In the same vein, the president of Chile’s Foreign Relations Committee, center-left senator Carolina Goic, assesses that “it is essential that the texts are released to know the details of the areas in which we will be affected because of this strategic decision.”
The chief of General Directorate of International Economic Relations, Andrés Rebolledo, highlights that one of the most controversial points of the agreement is the over-protection of the medical industry. Nevertheless, Rebolledo explains that the guilds of the Chilean pharmaceutical market expressed their agreement with the solution reached.
The Chilean parliament has been critical of the fact that it still does not have the full details of the agreement. Many parliamentarians confirmed their initial fears that the TPP may allow the issuance of patents for certain plants, food, medicines, and even surgical procedures. In accordance with Rebolledo’s concern, the Chilean parliament fears that over-protection in these industries could damage Chile’s economy and the economies of other, smaller member countries.

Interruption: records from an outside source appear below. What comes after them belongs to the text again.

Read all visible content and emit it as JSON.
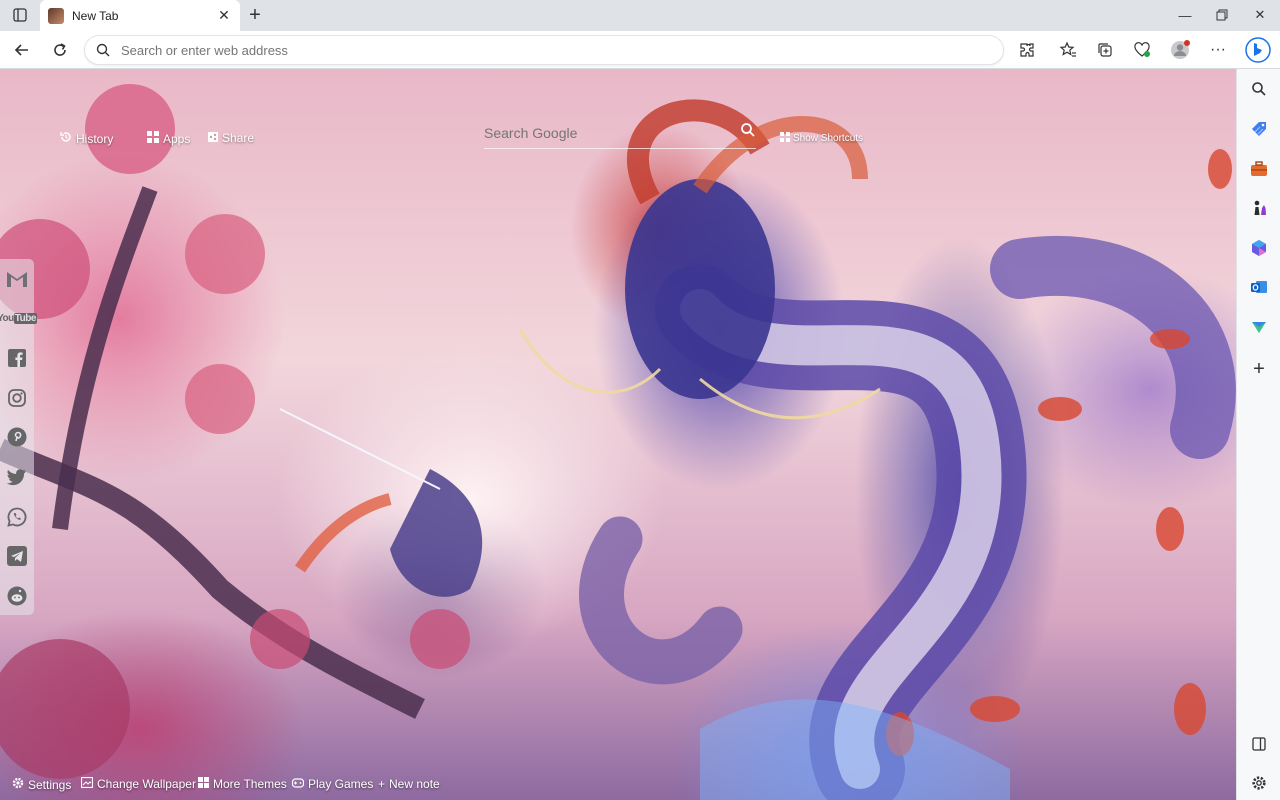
{
  "browser": {
    "tab_title": "New Tab",
    "address_placeholder": "Search or enter web address"
  },
  "ntp": {
    "history_label": "History",
    "apps_label": "Apps",
    "share_label": "Share",
    "search_placeholder": "Search Google",
    "show_shortcuts_label": "Show Shortcuts"
  },
  "social_links": [
    "gmail-icon",
    "youtube-icon",
    "facebook-icon",
    "instagram-icon",
    "pinterest-icon",
    "twitter-icon",
    "whatsapp-icon",
    "telegram-icon",
    "reddit-icon"
  ],
  "bottom_bar": {
    "settings": "Settings",
    "change_wallpaper": "Change Wallpaper",
    "more_themes": "More Themes",
    "play_games": "Play Games",
    "new_note": "New note"
  },
  "colors": {
    "tab_strip": "#dfe3e8",
    "toolbar": "#ffffff",
    "sidebar": "#f7f8fa",
    "edge_blue": "#1a73e8"
  }
}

All in all, criticism of the TPP is widespread in Chile, representing a rare agreement between Chile’s political left and right, as well as between distinct economic and social interest groups.
Despite the TPP being signed into effect on October 5th, both the process of discussion and critique of the process of ratification and legitimation are far from over. Indeed, this may be just the beginning and the TPP could experience notable obstacles along the road to completion. There are in particular, four highly disputed aspects of the agreement:
1. Chilean civil society still fails to see the TPP’s benefit to its smaller member countries, who, despite previous bilateral agreements already in place, have also signed on to the new free trade agreement.
2. The five-year negotiation process, conducted from 2010 to 2015, was designed to feature low levels of participation from parliaments, social organizations, and citizens. Such a process nurtures noticeable public distrust. Chileans fear that they have lost control over the details of the agreement because of the secrecy in which they were fashioned.
3. The asymmetry in bargaining power among TPP member states generates a feeling that the main beneficiaries of the TPP will be the biggest, most developed economies and their multinational corporations. The fact that the TPP was presented to the public only after the conclusion of the negotiation diminishes opportunities to protect the interests of national industries through specific adjustments in the terms of the treaty.
4. There is consensus among NGOs and senators from all Chilean parties that the treaty poses significant risk to such highly sensitive areas as intellectual property, most notably to such fields as medicine, agriculture, internet, and software. The main perceived problem, once again, is that parliament cannot modify the terms of the agreement post factum; rather, they can choose to accept it or refuse it as-is.
Considering these concerns, heated debate is expected over the ratification process of the TPP in the coming months. The process could prove to be more difficult than governments and elites expect, because of resistence from civil society. Hopefully, the ongoing discussion will further elucidate the complex features and key public grievances associated with free trade agreements of this scale and scope, such as the Transatlantic Trade and Investment Partnership (TTIP) that is currently being negotiated between the United States and the European Union.
The TPP can and should serve as a model of how to avoid errors, such as a lack of transparency and the exclusion of NGO’s from the negotiation process, as well as how to improve democratic participation by better including civil society and democratic institutions into the fashioning of such agreements.